Data extracts:
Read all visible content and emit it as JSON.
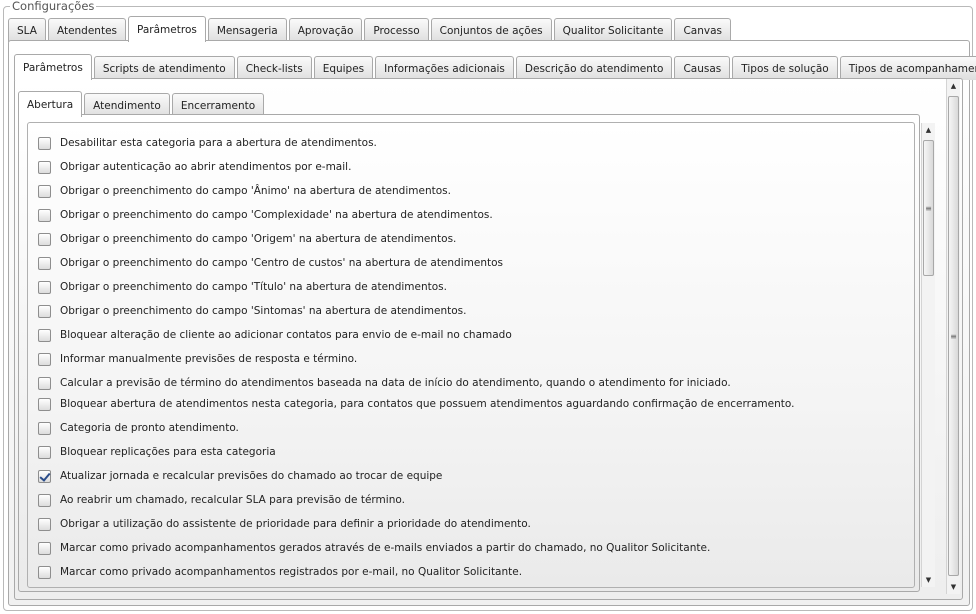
{
  "legend": "Configurações",
  "tabs_top": [
    {
      "label": "SLA"
    },
    {
      "label": "Atendentes"
    },
    {
      "label": "Parâmetros",
      "active": true
    },
    {
      "label": "Mensageria"
    },
    {
      "label": "Aprovação"
    },
    {
      "label": "Processo"
    },
    {
      "label": "Conjuntos de ações"
    },
    {
      "label": "Qualitor Solicitante"
    },
    {
      "label": "Canvas"
    }
  ],
  "tabs_second": [
    {
      "label": "Parâmetros",
      "active": true
    },
    {
      "label": "Scripts de atendimento"
    },
    {
      "label": "Check-lists"
    },
    {
      "label": "Equipes"
    },
    {
      "label": "Informações adicionais"
    },
    {
      "label": "Descrição do atendimento"
    },
    {
      "label": "Causas"
    },
    {
      "label": "Tipos de solução"
    },
    {
      "label": "Tipos de acompanhamento"
    }
  ],
  "tabs_third": [
    {
      "label": "Abertura",
      "active": true
    },
    {
      "label": "Atendimento"
    },
    {
      "label": "Encerramento"
    }
  ],
  "options": [
    {
      "label": "Desabilitar esta categoria para a abertura de atendimentos.",
      "checked": false
    },
    {
      "label": "Obrigar autenticação ao abrir atendimentos por e-mail.",
      "checked": false
    },
    {
      "label": "Obrigar o preenchimento do campo 'Ânimo' na abertura de atendimentos.",
      "checked": false
    },
    {
      "label": "Obrigar o preenchimento do campo 'Complexidade' na abertura de atendimentos.",
      "checked": false
    },
    {
      "label": "Obrigar o preenchimento do campo 'Origem' na abertura de atendimentos.",
      "checked": false
    },
    {
      "label": "Obrigar o preenchimento do campo 'Centro de custos' na abertura de atendimentos",
      "checked": false
    },
    {
      "label": "Obrigar o preenchimento do campo 'Título' na abertura de atendimentos.",
      "checked": false
    },
    {
      "label": "Obrigar o preenchimento do campo 'Sintomas' na abertura de atendimentos.",
      "checked": false
    },
    {
      "label": "Bloquear alteração de cliente ao adicionar contatos para envio de e-mail no chamado",
      "checked": false
    },
    {
      "label": "Informar manualmente previsões de resposta e término.",
      "checked": false
    },
    {
      "label": "Calcular a previsão de término do atendimentos baseada na data de início do atendimento, quando o atendimento for iniciado.",
      "checked": false
    },
    {
      "label": "Bloquear abertura de atendimentos nesta categoria, para contatos que possuem atendimentos aguardando confirmação de encerramento.",
      "checked": false
    },
    {
      "label": "Categoria de pronto atendimento.",
      "checked": false
    },
    {
      "label": "Bloquear replicações para esta categoria",
      "checked": false
    },
    {
      "label": "Atualizar jornada e recalcular previsões do chamado ao trocar de equipe",
      "checked": true
    },
    {
      "label": "Ao reabrir um chamado, recalcular SLA para previsão de término.",
      "checked": false
    },
    {
      "label": "Obrigar a utilização do assistente de prioridade para definir a prioridade do atendimento.",
      "checked": false
    },
    {
      "label": "Marcar como privado acompanhamentos gerados através de e-mails enviados a partir do chamado, no Qualitor Solicitante.",
      "checked": false
    },
    {
      "label": "Marcar como privado acompanhamentos registrados por e-mail, no Qualitor Solicitante.",
      "checked": false
    }
  ]
}
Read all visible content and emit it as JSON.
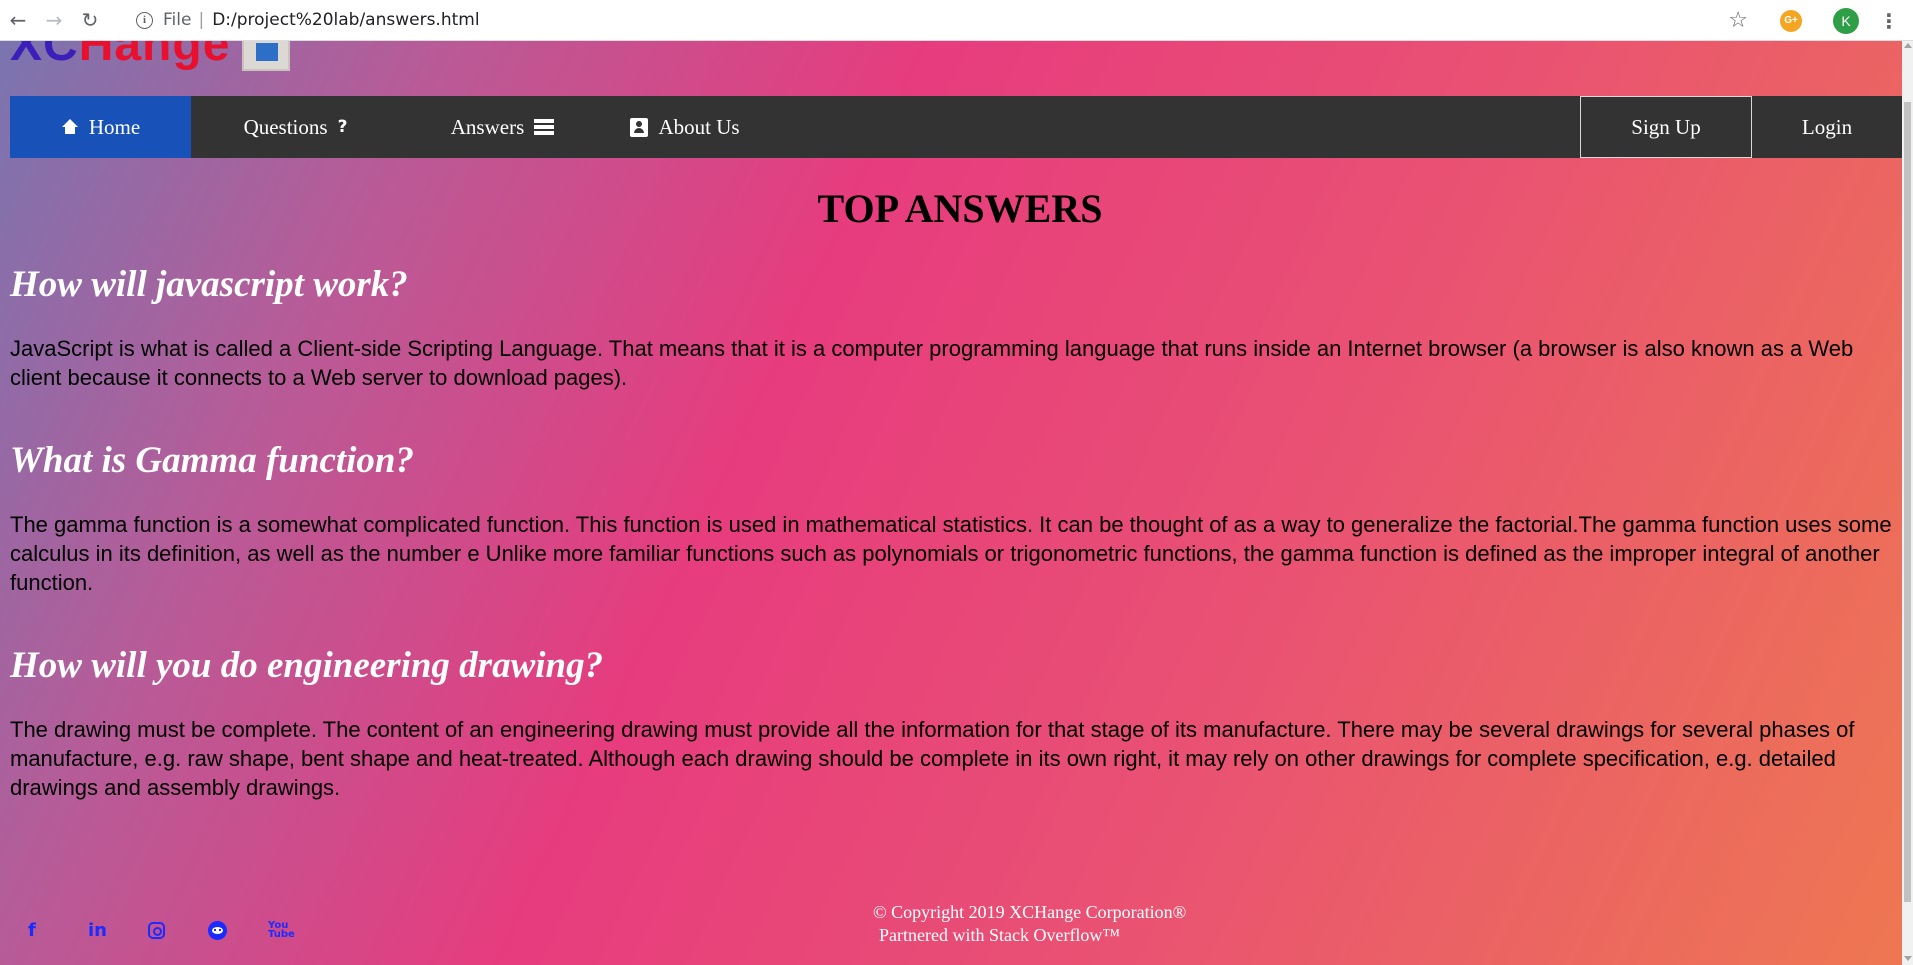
{
  "browser": {
    "back_icon": "←",
    "forward_icon": "→",
    "reload_icon": "↻",
    "file_label": "File",
    "url": "D:/project%20lab/answers.html",
    "star_icon": "☆",
    "extension_label": "G+",
    "profile_initial": "K",
    "menu_icon": "⋮"
  },
  "site": {
    "logo_xc": "XC",
    "logo_hange": "Hange"
  },
  "nav": {
    "home": "Home",
    "questions": "Questions",
    "questions_icon": "?",
    "answers": "Answers",
    "about": "About Us",
    "signup": "Sign Up",
    "login": "Login"
  },
  "main": {
    "title": "TOP ANSWERS",
    "answers": [
      {
        "question": "How will javascript work?",
        "answer": "JavaScript is what is called a Client-side Scripting Language. That means that it is a computer programming language that runs inside an Internet browser (a browser is also known as a Web client because it connects to a Web server to download pages)."
      },
      {
        "question": "What is Gamma function?",
        "answer": "The gamma function is a somewhat complicated function. This function is used in mathematical statistics. It can be thought of as a way to generalize the factorial.The gamma function uses some calculus in its definition, as well as the number e Unlike more familiar functions such as polynomials or trigonometric functions, the gamma function is defined as the improper integral of another function."
      },
      {
        "question": "How will you do engineering drawing?",
        "answer": "The drawing must be complete. The content of an engineering drawing must provide all the information for that stage of its manufacture. There may be several drawings for several phases of manufacture, e.g. raw shape, bent shape and heat-treated. Although each drawing should be complete in its own right, it may rely on other drawings for complete specification, e.g. detailed drawings and assembly drawings."
      }
    ]
  },
  "footer": {
    "social": {
      "facebook": "f",
      "linkedin": "in",
      "youtube_top": "You",
      "youtube_bottom": "Tube"
    },
    "copyright": "© Copyright 2019 XCHange Corporation®",
    "partner": "Partnered with Stack Overflow™"
  },
  "colors": {
    "navbar_bg": "#333333",
    "nav_active_bg": "#1851b7",
    "social_icon": "#1a2bff",
    "gradient": [
      "#7a75b0",
      "#e73c7e",
      "#ee7752"
    ]
  }
}
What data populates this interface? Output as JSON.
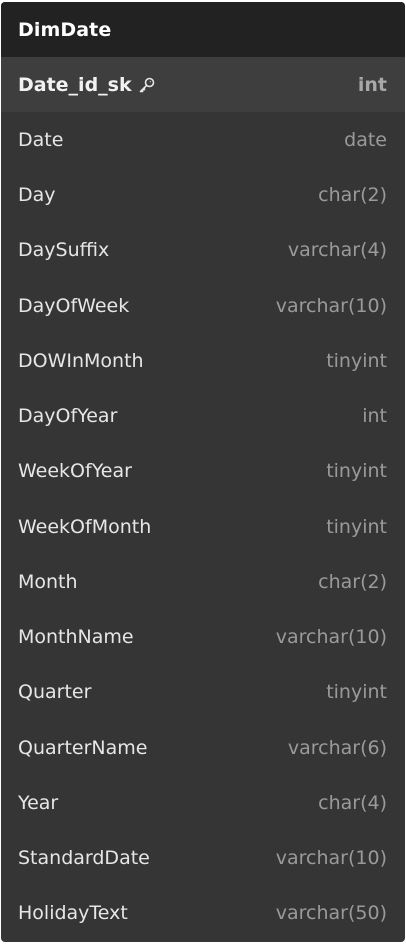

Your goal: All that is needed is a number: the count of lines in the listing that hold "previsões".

Exercise response: 2